(N)ORD is NAPA’s own podcast focusing on languages in the Nordic discovering, investigating, and exploring languages used across borders and cultures in the Nordic community.
There are 27 million people living in the Nordic countries, who together speak eight different languages. Some speak one Nordic language, others know several, but common to a large part of the Nordic population is that we understand each other’s languages.
In (N)ORD, we take a trip around the Nordic region to meet language users, language enthusiasts and language experts. We record regularly in several Nordic countries and with many Nordic language users.

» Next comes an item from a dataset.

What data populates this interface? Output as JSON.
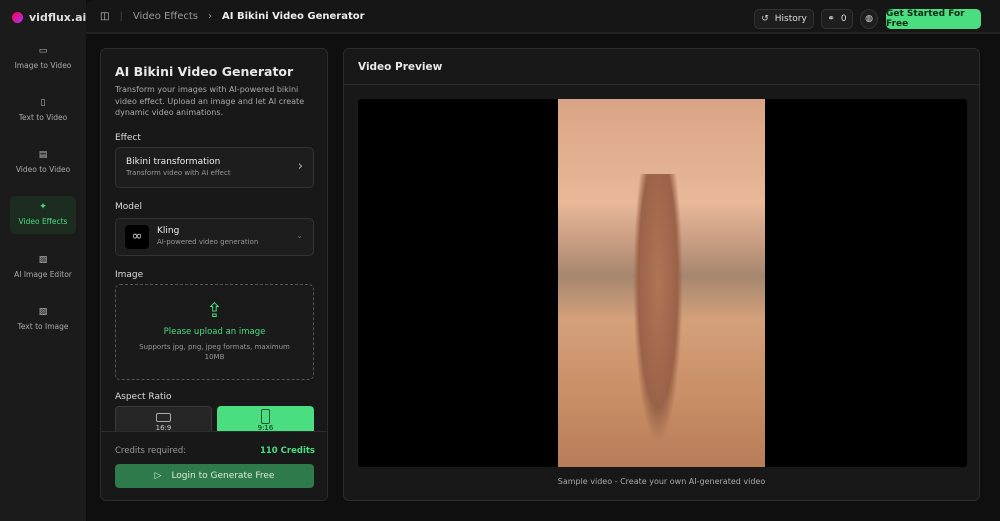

With the podcast, we want Nordic languages and voices to be listened to throughout the Nordic region, and for people to be less afraid to listen to the Nordic languages they do not know. That is why the podcast is in Scandinavian – ie. Danish, Swedish and Norwegian.
Listen to (N)ORD on your favorite platform
Episode 1: Can you forget your mother tongue?
The first episode of (N)ORD is about learning a new Nordic language in addition to your mother tongue. It is about how difficult it can be to preserve one’s mother tongue when not in use in everyday life. And it is about the emotions that are at stake when it suddenly becomes a struggle to express oneself in one’s own mother tongue. What we are looking for answers to is: Can one forget one’s mother tongue? Pauliina Oinonen, Ivalu Rosing and Lena Ósk participate in the broadcast.
Episode 2: Is Greenlandic the world’s most difficult language?
In the second episode of (N)ORD, we examine whether Greenlandic is the world’s most difficult language. We meet two Greenlandic women who have both worked in Nordic co-operation and we let the experts decide whether Greenlandic is the most difficult language in the world.
The participants are Bula Larsen, Najâraq Egede, Rolf Theil and Per Langgård.
Episode 3: Can an Icelander understand Faroese?
In the third episode of (N)ORD, we dive into Icelandic and Faroese on the occasion of West Nordic Day 2020. We look at purism and why Icelanders and Faroese do not uncritically include loanwords in their language, but prefer to form new words. And then we test how much the two peoples understand each other.
The participants are Jensia Højgaard Dam Davidsen, Snæfríð Egilson and Ann-Sofie Gremaud.
Episode 4: What is your favourite Greenlandic word?
I the fourth episode of (N)ORD we share recordings from the music festival Arctic Sounds in Sisimiut. We hear six youths in the West Greenlandic town reflect upon mother tongue, being bi-lingual, body language, and their favourite Greenlandic words.
The youths are students at Serravik, the Music School in Sisimiut: Nanna, Iluuna and Apia. And some of the hardworking volunteers at the festival: Laura Lennert Jensen, Kimmernaq K. Heilmann and Salik Parbst Frederiksen.
Creative Business Academy Greenland Greenland’s economy is almost exclusively based on fish and shellfish. This makes the economy vulnerable and limits young people’s career choices. On the other hand, Greenland has a rich cultural life with international potential in both music, performing arts, fashion, film
Greenlandic talks in the North – Streaming Podcasts Debates As NAPA has entered into a partnership agreement with the Nordic Culture Fund, we have started a new project! The partnership agreement is a trans-Nordic partnership for holding cultural policy network meetings between 2022 – 2024.